→ **Exercise description**:
Reproduce every record below, character by character.

** Extracted data follows **

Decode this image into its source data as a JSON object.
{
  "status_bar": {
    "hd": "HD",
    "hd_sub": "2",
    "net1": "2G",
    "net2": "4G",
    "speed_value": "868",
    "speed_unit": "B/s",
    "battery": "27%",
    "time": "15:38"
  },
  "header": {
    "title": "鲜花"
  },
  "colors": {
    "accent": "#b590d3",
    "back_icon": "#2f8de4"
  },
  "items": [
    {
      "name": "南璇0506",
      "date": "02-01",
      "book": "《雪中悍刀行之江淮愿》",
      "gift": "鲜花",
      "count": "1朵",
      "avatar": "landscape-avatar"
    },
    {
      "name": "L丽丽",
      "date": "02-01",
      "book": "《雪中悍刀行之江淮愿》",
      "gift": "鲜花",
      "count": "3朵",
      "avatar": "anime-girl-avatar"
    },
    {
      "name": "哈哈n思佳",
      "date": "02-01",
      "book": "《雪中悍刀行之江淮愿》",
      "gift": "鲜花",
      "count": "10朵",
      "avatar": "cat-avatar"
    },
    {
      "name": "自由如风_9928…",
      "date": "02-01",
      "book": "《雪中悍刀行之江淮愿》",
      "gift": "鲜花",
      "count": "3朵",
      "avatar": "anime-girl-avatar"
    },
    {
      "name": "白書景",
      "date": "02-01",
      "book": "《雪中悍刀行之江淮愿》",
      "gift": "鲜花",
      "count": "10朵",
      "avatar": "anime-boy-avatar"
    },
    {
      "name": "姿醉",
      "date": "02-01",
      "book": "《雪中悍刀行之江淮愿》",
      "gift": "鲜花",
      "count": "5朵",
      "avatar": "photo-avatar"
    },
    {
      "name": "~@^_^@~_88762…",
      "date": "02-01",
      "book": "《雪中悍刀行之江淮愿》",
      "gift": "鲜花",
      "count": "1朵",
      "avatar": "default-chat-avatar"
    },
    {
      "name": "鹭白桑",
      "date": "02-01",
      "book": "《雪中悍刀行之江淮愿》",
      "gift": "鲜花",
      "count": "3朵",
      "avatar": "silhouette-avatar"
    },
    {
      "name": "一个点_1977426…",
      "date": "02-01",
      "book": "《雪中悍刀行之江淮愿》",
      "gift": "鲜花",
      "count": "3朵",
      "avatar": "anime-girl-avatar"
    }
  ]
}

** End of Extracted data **

→ **Response to this exercise**:
Decode this image into its source data as a JSON object.
{
  "status_bar": {
    "hd": "HD",
    "hd_sub": "2",
    "net1": "2G",
    "net2": "4G",
    "speed_value": "868",
    "speed_unit": "B/s",
    "battery": "27%",
    "time": "15:38"
  },
  "header": {
    "title": "鲜花"
  },
  "colors": {
    "accent": "#b590d3",
    "back_icon": "#2f8de4"
  },
  "items": [
    {
      "name": "南璇0506",
      "date": "02-01",
      "book": "《雪中悍刀行之江淮愿》",
      "gift": "鲜花",
      "count": "1朵",
      "avatar": "landscape-avatar"
    },
    {
      "name": "L丽丽",
      "date": "02-01",
      "book": "《雪中悍刀行之江淮愿》",
      "gift": "鲜花",
      "count": "3朵",
      "avatar": "anime-girl-avatar"
    },
    {
      "name": "哈哈n思佳",
      "date": "02-01",
      "book": "《雪中悍刀行之江淮愿》",
      "gift": "鲜花",
      "count": "10朵",
      "avatar": "cat-avatar"
    },
    {
      "name": "自由如风_9928…",
      "date": "02-01",
      "book": "《雪中悍刀行之江淮愿》",
      "gift": "鲜花",
      "count": "3朵",
      "avatar": "anime-girl-avatar"
    },
    {
      "name": "白書景",
      "date": "02-01",
      "book": "《雪中悍刀行之江淮愿》",
      "gift": "鲜花",
      "count": "10朵",
      "avatar": "anime-boy-avatar"
    },
    {
      "name": "姿醉",
      "date": "02-01",
      "book": "《雪中悍刀行之江淮愿》",
      "gift": "鲜花",
      "count": "5朵",
      "avatar": "photo-avatar"
    },
    {
      "name": "~@^_^@~_88762…",
      "date": "02-01",
      "book": "《雪中悍刀行之江淮愿》",
      "gift": "鲜花",
      "count": "1朵",
      "avatar": "default-chat-avatar"
    },
    {
      "name": "鹭白桑",
      "date": "02-01",
      "book": "《雪中悍刀行之江淮愿》",
      "gift": "鲜花",
      "count": "3朵",
      "avatar": "silhouette-avatar"
    },
    {
      "name": "一个点_1977426…",
      "date": "02-01",
      "book": "《雪中悍刀行之江淮愿》",
      "gift": "鲜花",
      "count": "3朵",
      "avatar": "anime-girl-avatar"
    }
  ]
}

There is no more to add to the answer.